Voscur supported the consultation option for a full 4% increase in council tax. We believe that this will be better value for tax payers and communities than the cost that would be incurred from not making such an investment. We believe that the additional funding should be spent on the schools budget.
Read our full response here.
New JSNA report launched
Bristol City Council and the NHS Bristol, North Somerset and South Gloucestershire Clinical Commissioning Group has published the latest Joint Strategic Needs (JSNA) report, which provides detailed data on people’s health in the city.
The report takes a snapshot of the health and wellbeing of Bristol in 2018 and covers a huge variety of topics which range from the role that a healthy lifestyle plays in staying well to the broader factors that affect health such as employment, education and housing. The report draws on NHS and GP health data to provide a rounded picture and areas such as mental health, long terms conditions and sexual health are also in focus.
You can read more about the report here.
Help to stand up for equality in Bristol
The Bristol Equality Charter was launched at an event at M Shed on Monday 12 November with original signatories and supporting organisations gathered to show their commitment to promoting these values.
The charter, a set of pledges to support creating a fairer, safer, accessible and inclusive city, encourages both individuals and organisations to sign up.
Voscur was on the working group of representatives that helped to produce the charter.
Find out more here.
All for one and one for climate change?
Image credit: pexels-photo-398532.jpeg
“Charity’s shouldn’t help governments that won’t do anything about climate change,” according to futurologist Mark Stevenson speaking at the Charity Futures event in London during November.
It’s a fair point. After all, why work to reduce homelessness, inequality, poverty etc. if all of these issues are going to be overshadowed by the impact on our doorstep of rendering an increasing proportion of the planet inhospitable to human life?

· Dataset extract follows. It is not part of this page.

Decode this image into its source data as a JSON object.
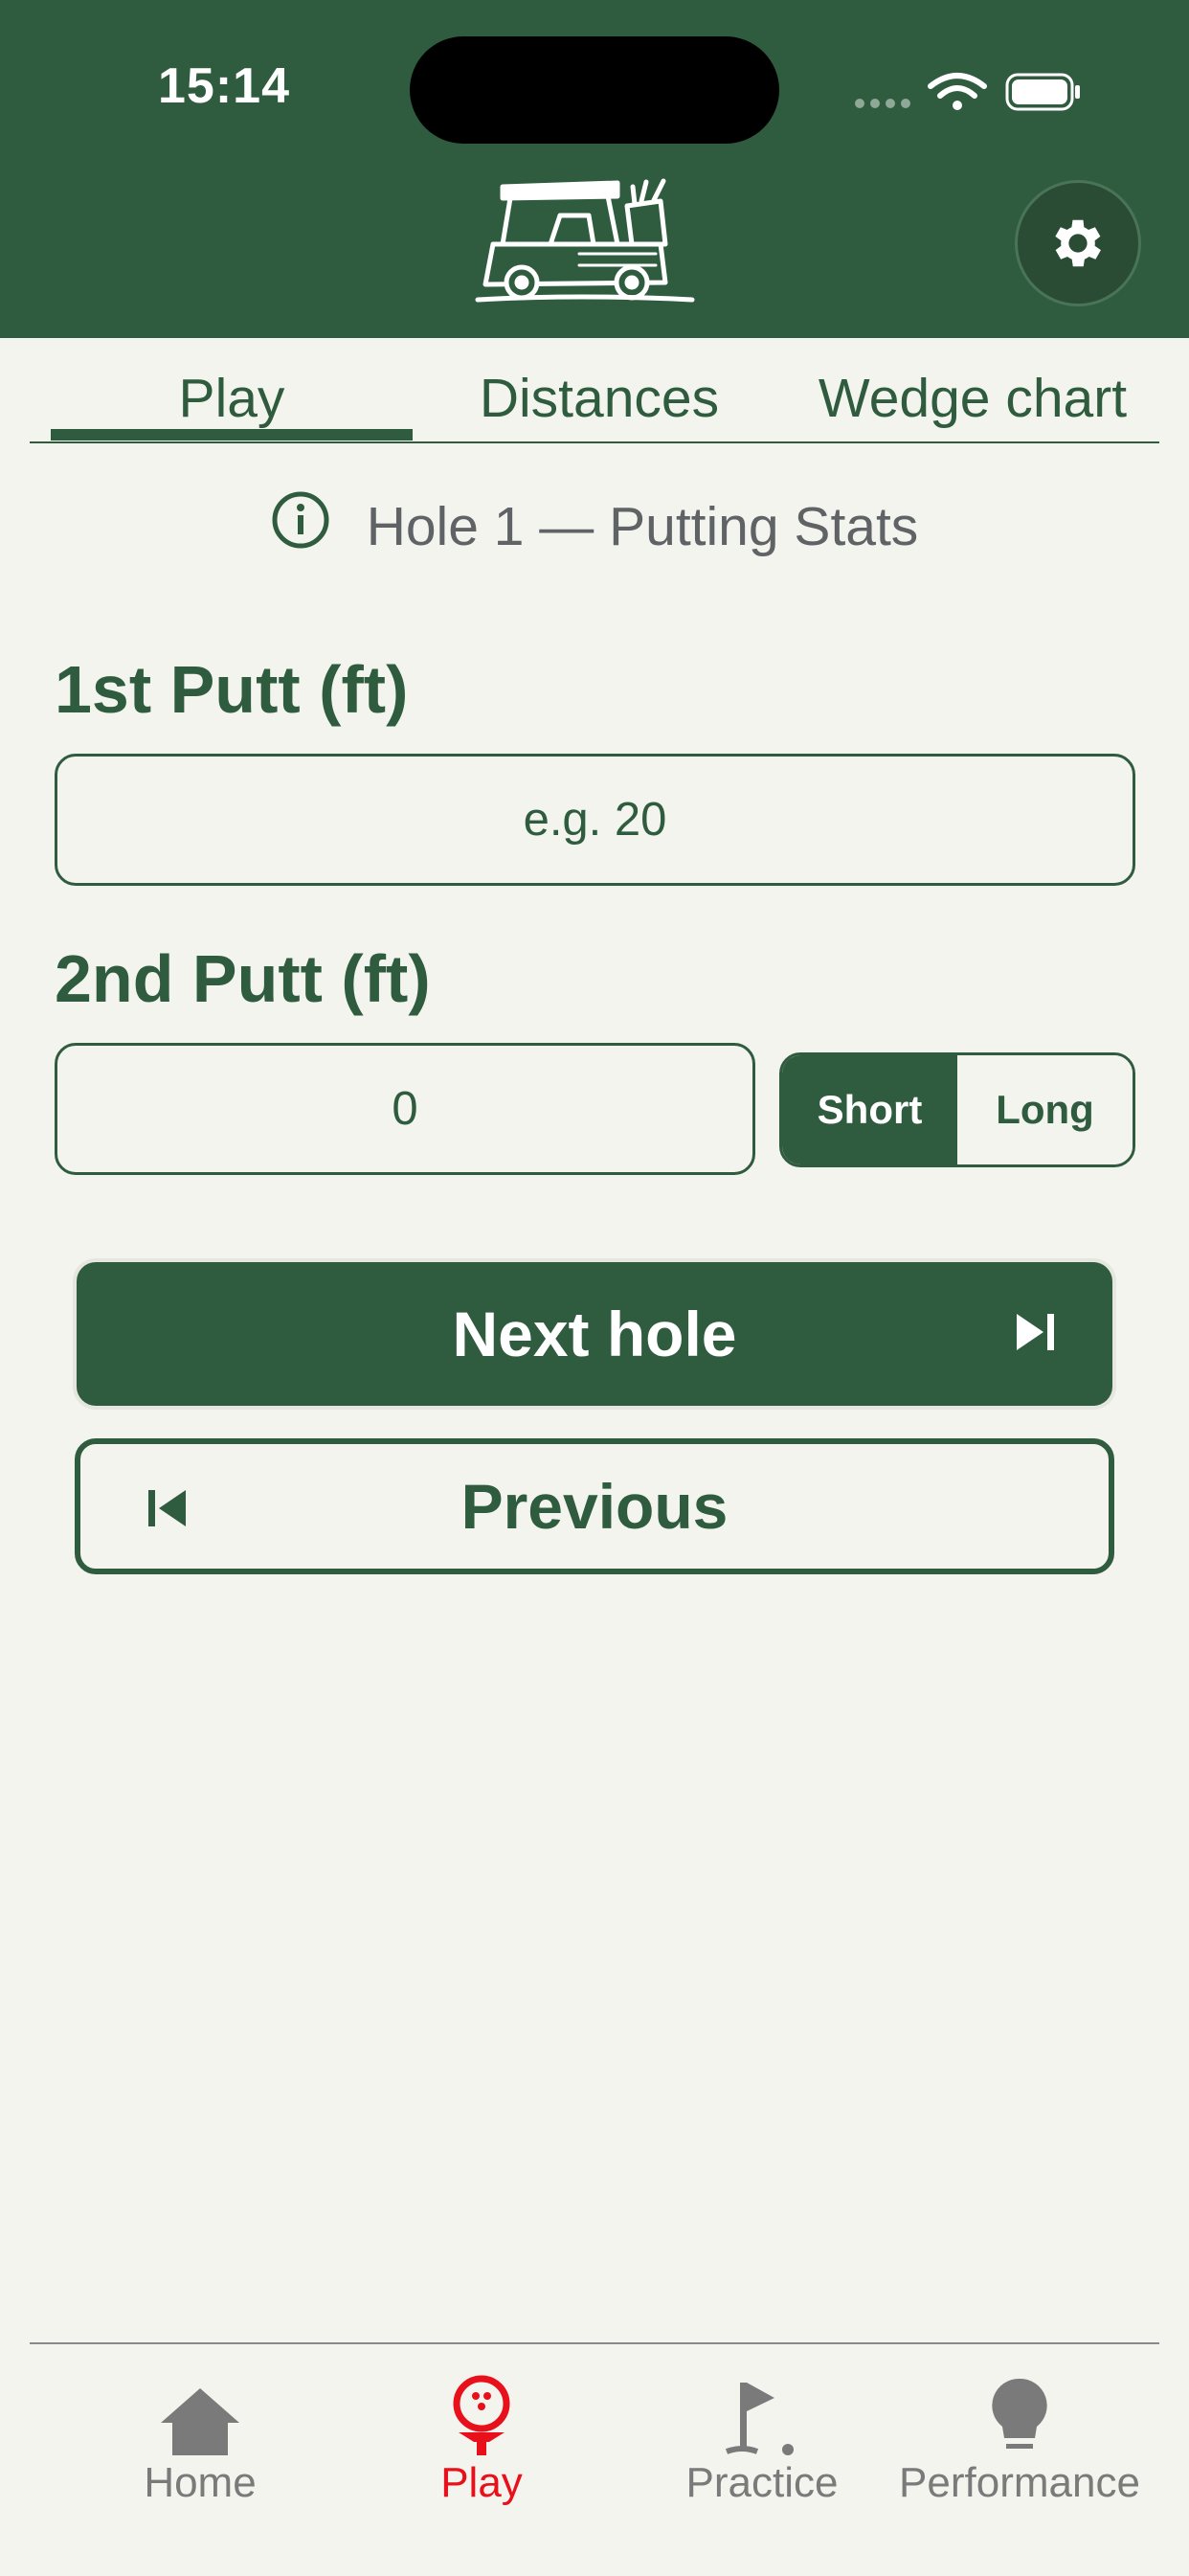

So should we? Could we? In an environment of contracts and gagging clauses it can be difficult for VCSE organisations to put pressure on governments or local authorities over climate change for fear of losing vital funding. Is there a way to deliver your core purpose using public money while maintaining your independence and holding our political leaders to account for the future?
Mims Davies appointed Minister for Sport and Civil Society
MP for Eastleigh Mims Davies, has been announced as the new Minister for Sport and Civil Society. Davies had been Parliamentary Under Secretary for Wales and is a trustee for a veterans’ support charity.
Briefing: NHS Long Term Plan
The NHS Long Term Plan was launched in January to coincide with the 75th anniversary of the service.
It aims to improve the quality of patient care and health outcomes and sets out how the £20.5 billion budget settlement for the NHS, announced by the Prime Minister in summer 2018, will be spent over the next 5 years.
Our briefing provides an overview of what the plan will mean for the VCSE sector. We'd like to hear your thoughts and suggestions on the Long Term Plan. Contact us and we'll pass your comments on to the VCSE Health and Wellbeing Alliance.
Read our full briefing here.
Bristol Mayor launches One City Plan
Mayor Marvin Rees has unveiled Bristol’s first ever One City Plan.
The plan has brought together public, private and VCSE partners in the city to create a plan for what we want Bristol to be by 2050 and how we will work together to achieve that.
Voscur has been a key contributor, speaking on behalf the city’s VCSE sector and helping to shape the vision set out in the plan.
Get in touch to tell us what you think of the One City Plan or to ask a question.
Read the full article here.